This week sees the addition of a new vehicle for the brave Tommies of the British Expeditionary Force – the A11 Matilda I.
Amongst the most distinctive-looking tank designs of World War II, the A11 Matilda I was the first of the British infantry tanks. Not to be confused with it’s namesake, the A12 Matilda II, which replaced it’s predecessor as the war progressed and armoured technology also moved forwards. The two tanks were very different in design and shared only the name and the role of infantry support vehicles, sacrificing speed for greater protection.
The A11 turret was fitted with a single heavy machine gun – either a .303 Vickers or a larger, Vickers .50. This lack of anti-tank capability was one of the compromises the Matilda I would suffer from.
The Matilda I was designed to be delivered quickly and as such utilised many components from other vehicles.
Although the hull and turret were well protected against most anti-tank weapons, the tracks and running gear were completely exposed and more vulnerable than on tanks that had protected tracks.
In addition to operating the macine gun, the tank commander also needed to direct the driver and operate the wireless set as the cramped turret had no room for the radio meaning the commander would need to duck down into the hull to access it..
The A11 remained in production until August 1940. One hundred and forty were produced.
This new resin and metal model comes complete with British tank commander miniature and can be added to your BEF force in our webstore.

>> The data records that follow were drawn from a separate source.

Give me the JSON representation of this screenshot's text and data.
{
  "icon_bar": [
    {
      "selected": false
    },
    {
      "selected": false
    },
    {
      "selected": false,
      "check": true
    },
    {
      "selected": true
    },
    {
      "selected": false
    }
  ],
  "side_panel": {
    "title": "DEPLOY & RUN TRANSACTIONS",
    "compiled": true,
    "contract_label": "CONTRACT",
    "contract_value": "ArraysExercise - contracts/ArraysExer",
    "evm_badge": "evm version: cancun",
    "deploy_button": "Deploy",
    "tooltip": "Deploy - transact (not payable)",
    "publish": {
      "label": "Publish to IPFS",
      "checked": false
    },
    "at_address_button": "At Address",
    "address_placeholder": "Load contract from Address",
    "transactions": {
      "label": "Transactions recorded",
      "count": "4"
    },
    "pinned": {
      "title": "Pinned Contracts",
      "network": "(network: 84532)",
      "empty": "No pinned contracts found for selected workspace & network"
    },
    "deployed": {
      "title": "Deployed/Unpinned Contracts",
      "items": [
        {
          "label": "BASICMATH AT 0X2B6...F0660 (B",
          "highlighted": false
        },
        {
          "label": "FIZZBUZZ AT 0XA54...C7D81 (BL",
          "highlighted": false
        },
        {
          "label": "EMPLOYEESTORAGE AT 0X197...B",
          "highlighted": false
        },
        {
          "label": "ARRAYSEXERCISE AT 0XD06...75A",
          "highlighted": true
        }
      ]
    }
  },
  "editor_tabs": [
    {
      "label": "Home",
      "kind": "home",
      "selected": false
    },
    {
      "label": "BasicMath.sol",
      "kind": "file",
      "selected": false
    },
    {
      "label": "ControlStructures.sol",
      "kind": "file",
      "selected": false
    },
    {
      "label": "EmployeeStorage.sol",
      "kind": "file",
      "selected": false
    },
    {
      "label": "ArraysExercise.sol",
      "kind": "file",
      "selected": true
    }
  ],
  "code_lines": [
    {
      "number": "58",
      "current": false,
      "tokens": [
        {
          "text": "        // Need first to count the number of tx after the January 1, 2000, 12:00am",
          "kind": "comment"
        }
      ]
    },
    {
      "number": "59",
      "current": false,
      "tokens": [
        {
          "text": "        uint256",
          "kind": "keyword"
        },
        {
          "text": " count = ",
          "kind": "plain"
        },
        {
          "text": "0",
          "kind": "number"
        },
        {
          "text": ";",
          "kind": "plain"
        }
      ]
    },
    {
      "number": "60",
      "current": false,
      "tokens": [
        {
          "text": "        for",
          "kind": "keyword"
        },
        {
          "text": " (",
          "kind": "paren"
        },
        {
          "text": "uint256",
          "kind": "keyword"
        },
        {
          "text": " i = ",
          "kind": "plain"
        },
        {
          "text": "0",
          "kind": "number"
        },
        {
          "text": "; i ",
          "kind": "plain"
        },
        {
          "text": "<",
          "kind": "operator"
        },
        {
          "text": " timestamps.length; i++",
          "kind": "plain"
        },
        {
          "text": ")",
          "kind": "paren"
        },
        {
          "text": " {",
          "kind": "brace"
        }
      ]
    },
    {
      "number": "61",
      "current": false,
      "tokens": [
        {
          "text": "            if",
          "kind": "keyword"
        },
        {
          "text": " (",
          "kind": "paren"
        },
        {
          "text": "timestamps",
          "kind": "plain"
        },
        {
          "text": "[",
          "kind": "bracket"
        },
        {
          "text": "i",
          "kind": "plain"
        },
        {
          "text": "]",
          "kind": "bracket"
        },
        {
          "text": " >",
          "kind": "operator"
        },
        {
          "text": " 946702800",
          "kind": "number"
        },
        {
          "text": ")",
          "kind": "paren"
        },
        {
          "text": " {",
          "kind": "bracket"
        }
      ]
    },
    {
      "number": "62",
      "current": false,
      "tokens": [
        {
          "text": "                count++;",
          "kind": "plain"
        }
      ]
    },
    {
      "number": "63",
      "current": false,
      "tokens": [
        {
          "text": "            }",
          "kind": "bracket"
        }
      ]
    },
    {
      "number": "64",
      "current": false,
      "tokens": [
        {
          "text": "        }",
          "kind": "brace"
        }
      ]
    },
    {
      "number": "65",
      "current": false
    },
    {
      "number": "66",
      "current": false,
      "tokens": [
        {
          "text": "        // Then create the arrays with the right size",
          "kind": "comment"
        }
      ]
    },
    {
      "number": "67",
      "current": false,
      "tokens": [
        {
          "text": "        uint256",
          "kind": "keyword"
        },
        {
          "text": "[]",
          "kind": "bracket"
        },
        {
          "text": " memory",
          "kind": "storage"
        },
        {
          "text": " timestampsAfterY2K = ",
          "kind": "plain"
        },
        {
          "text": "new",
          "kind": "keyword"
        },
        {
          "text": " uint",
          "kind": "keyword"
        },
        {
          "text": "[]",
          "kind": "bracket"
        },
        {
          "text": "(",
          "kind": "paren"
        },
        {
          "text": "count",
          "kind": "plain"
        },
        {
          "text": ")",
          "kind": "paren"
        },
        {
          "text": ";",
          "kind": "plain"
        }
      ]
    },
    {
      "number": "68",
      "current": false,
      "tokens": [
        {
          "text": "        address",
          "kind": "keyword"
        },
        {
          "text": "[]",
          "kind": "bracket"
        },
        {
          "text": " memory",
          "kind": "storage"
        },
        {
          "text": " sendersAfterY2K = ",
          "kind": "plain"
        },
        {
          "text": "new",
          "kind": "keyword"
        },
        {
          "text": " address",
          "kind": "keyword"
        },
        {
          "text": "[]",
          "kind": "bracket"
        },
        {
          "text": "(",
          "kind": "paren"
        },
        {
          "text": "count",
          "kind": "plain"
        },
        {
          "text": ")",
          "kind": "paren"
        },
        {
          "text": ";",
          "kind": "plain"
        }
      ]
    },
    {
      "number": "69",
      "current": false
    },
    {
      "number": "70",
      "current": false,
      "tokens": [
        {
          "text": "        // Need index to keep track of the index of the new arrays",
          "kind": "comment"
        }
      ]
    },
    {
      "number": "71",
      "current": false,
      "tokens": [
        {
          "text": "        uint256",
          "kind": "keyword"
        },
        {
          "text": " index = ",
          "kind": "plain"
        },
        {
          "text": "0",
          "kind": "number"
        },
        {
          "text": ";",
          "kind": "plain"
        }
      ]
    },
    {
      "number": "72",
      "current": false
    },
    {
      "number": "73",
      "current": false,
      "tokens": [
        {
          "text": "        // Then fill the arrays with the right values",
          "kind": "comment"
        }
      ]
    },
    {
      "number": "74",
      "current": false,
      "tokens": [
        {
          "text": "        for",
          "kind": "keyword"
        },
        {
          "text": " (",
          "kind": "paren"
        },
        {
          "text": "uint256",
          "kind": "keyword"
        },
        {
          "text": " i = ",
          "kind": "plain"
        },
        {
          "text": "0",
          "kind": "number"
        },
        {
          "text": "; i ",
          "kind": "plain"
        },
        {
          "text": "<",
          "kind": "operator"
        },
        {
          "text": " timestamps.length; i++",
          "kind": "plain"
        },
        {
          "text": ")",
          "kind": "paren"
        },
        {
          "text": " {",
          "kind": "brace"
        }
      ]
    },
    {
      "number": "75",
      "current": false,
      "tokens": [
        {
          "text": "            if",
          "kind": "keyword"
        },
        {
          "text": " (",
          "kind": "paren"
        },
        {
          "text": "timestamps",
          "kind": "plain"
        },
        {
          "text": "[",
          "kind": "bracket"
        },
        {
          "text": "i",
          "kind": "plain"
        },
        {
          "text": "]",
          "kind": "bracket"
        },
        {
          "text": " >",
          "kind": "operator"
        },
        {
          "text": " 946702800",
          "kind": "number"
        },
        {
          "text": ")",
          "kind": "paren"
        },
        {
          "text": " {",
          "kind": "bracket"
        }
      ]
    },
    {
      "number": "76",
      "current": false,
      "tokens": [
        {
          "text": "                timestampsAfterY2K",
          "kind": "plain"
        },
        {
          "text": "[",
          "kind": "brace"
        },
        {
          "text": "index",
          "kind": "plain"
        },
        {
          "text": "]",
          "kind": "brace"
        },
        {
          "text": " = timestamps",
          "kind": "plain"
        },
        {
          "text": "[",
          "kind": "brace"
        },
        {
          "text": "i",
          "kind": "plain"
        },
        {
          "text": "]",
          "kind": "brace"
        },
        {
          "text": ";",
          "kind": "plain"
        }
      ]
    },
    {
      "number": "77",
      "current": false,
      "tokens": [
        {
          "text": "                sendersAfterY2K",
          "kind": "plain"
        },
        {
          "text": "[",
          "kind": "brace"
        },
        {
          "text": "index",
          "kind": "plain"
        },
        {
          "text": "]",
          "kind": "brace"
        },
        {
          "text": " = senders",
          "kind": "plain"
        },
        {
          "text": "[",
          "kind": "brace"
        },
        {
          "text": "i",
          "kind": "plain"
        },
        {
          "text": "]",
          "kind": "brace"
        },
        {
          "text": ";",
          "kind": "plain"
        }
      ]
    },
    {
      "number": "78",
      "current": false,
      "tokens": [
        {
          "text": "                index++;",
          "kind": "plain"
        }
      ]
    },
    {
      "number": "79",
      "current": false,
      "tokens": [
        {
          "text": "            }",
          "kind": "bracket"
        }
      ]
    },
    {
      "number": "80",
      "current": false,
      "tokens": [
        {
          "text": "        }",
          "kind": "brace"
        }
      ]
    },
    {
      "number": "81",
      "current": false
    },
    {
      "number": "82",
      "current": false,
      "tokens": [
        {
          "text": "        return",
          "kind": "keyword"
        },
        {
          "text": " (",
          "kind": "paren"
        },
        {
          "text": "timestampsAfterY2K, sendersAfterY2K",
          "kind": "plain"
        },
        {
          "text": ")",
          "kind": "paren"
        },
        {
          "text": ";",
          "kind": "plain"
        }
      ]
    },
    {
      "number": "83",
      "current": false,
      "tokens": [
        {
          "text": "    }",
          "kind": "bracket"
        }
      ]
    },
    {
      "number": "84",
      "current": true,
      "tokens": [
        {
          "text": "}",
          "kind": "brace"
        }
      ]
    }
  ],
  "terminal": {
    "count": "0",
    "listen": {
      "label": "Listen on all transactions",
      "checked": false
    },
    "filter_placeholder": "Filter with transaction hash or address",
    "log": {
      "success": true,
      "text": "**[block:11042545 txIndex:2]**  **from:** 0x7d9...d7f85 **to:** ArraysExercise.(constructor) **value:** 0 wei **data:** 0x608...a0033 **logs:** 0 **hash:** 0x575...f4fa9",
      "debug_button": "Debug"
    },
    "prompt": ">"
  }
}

Matilda I and Matilda II tanks fought together in the 1st Army Tank Brigade of the British Expeditionary Force in the Battle of France. Participating in the defence and counter-attack operation at Arras against the invasion by Germany in May 1940, Harrassing Rommel’s 7th Panzer Division.
Our recently released Matilda II is also waiting for you to add it to your army. Don’t disappoint it…